Utah’s first human case of West Nile Virus for this year has been detected in Washington County.
Utah Department of Health officials also reported a horse in Washington County tested positive for the virus.
To date, most West Nile virus has activity has occurred in the southwestern part of the state, but that doesn’t mean the virus is limited to that area of Utah, UDOH said in a press release.
“There is no vaccine for humans. So, taking simple precautions to avoid mosquito bites is the key to reducing your risk for infection,” said UDOH epidemiologist JoDee Baker.
While most people who are infected with the virus won’t notice any symptoms, some may have flu-like symptoms or worse. The elderly and people with poor immune systems are at higher risk for symptomatic disease.

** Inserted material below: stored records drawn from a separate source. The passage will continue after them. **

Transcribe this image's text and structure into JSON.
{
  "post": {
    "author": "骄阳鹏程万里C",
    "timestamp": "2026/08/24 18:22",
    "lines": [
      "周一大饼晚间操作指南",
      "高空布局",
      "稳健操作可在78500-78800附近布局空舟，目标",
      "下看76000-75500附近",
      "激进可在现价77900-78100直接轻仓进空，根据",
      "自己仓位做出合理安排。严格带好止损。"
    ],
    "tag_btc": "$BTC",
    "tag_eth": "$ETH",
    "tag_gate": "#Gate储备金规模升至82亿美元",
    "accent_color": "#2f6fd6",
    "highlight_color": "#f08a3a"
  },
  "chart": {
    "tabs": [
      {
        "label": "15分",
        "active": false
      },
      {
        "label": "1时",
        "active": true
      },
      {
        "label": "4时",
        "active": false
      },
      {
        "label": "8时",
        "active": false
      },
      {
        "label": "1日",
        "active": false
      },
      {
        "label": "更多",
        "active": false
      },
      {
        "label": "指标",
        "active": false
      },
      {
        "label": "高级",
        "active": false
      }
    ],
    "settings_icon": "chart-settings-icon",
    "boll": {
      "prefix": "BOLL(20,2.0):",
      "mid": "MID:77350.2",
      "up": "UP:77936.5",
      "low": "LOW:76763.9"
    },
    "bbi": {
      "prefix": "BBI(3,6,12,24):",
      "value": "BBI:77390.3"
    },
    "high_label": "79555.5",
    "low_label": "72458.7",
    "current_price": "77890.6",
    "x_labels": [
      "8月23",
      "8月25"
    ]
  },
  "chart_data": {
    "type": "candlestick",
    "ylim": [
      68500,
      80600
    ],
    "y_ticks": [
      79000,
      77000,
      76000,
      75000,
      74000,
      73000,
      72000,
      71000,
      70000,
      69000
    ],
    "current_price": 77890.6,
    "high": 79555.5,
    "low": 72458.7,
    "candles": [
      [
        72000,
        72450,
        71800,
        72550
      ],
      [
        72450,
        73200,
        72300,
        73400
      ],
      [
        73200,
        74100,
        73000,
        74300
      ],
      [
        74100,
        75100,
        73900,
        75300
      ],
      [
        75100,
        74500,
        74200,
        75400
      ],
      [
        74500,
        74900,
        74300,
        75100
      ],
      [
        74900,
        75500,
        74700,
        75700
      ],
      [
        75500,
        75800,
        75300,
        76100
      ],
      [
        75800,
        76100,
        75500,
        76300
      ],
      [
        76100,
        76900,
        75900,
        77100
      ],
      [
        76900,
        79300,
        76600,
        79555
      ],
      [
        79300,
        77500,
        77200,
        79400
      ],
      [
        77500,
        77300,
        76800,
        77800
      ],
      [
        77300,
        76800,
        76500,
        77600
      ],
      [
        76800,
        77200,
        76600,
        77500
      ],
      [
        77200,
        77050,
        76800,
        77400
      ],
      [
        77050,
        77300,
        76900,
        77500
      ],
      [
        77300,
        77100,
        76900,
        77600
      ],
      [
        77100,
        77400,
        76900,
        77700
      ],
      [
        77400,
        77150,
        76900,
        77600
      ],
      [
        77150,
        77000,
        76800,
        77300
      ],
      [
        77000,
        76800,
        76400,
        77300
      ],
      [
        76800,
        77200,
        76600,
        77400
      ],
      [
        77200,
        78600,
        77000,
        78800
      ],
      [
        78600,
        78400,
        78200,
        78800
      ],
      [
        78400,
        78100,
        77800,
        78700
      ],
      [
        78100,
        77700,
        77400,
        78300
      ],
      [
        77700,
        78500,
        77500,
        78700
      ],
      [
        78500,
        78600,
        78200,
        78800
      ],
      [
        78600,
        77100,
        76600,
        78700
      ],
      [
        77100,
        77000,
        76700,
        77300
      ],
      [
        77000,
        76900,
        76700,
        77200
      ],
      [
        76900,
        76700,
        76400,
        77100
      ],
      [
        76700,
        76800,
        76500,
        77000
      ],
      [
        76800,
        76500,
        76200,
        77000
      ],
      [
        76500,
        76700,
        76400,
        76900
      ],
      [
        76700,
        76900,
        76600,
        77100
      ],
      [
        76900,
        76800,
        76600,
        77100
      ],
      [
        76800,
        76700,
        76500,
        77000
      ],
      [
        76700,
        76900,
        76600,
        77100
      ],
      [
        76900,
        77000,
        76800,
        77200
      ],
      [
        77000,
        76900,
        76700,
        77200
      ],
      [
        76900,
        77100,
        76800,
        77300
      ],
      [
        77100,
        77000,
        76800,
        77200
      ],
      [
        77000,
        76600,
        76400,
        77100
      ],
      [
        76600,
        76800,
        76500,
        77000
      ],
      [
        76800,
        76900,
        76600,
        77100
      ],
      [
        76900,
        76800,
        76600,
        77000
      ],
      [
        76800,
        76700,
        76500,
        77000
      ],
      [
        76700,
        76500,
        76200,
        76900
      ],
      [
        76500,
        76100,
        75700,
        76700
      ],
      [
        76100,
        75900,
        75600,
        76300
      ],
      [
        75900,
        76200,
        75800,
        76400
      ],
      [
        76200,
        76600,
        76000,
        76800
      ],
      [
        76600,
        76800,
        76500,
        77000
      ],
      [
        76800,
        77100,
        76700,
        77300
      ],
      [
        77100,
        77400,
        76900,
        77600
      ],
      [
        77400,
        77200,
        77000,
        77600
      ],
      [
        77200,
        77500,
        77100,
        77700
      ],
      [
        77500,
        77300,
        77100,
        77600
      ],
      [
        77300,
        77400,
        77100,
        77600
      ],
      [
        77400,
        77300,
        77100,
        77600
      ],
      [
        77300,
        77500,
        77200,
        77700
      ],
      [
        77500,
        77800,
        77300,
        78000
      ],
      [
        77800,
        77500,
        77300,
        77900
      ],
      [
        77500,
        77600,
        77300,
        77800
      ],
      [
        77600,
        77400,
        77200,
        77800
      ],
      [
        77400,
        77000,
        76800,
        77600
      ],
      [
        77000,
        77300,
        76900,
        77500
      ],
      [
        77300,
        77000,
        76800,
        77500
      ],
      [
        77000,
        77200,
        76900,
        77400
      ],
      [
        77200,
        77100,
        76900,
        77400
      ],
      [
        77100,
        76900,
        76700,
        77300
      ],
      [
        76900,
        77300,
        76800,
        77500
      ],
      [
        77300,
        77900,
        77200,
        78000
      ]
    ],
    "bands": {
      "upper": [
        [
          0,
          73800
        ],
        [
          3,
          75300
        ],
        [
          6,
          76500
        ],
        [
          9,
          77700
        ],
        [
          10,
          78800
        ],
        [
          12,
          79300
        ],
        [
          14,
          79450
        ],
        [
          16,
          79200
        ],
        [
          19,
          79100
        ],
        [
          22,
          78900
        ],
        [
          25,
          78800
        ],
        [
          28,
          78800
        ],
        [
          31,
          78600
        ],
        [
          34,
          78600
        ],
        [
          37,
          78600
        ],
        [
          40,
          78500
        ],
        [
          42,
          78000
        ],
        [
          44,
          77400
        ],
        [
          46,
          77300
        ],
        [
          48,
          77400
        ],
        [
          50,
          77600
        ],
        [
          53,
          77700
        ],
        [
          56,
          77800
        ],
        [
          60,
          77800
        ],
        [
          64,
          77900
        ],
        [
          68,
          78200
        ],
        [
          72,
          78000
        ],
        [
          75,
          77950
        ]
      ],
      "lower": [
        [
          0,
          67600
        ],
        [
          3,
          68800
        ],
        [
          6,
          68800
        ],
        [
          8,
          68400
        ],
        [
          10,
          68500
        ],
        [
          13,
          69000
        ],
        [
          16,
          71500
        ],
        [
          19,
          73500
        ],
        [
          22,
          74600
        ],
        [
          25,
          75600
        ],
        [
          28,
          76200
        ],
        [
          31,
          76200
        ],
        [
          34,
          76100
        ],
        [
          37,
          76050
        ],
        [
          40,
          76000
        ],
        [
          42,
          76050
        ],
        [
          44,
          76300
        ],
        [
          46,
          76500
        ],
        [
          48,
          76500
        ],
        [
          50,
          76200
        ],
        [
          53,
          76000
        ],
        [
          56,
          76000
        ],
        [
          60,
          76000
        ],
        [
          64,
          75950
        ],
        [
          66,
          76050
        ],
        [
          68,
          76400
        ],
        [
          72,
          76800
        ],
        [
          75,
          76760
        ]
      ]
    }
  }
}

The most serious cases can lead to hospitalization, disability, or death. Symptoms of the severe form of West Nile virus include: high fever, severe headache and stiff neck, disorientation and confusion. Anyone experiencing these symptoms should contact a healthcare provider immediately.
The mosquitoes that carry the virus are typically out from dusk to dawn. When you’re outdoors during those times, it’s important to follow these guidelines:
- Use mosquito repellents containing DEET, picaridin, or oil of lemon eucalyptus when outdoors. The American Academy of Pediatrics recommends that repellents should contain no more than 30% DEET when used on children. Insect repellents also are not recommended for children younger than two months of age.
- Wear long sleeved shirts and pants while outdoors.
- Remove any puddles or standing water around your home where mosquitoes can breed, including birdbaths, swimming/wading pools, old tires, buckets and plant containers.
- Report bodies of stagnant water to the local Mosquito Abatement District (MAD). Visithttp://www.umaa.org/ for a list of MADs.
- Contact a veterinarian for information on vaccinating horses.
Story Posted on: 11:20 am, August 21, 2013, by David Wells, updated on: 11:22am, August 21, 2013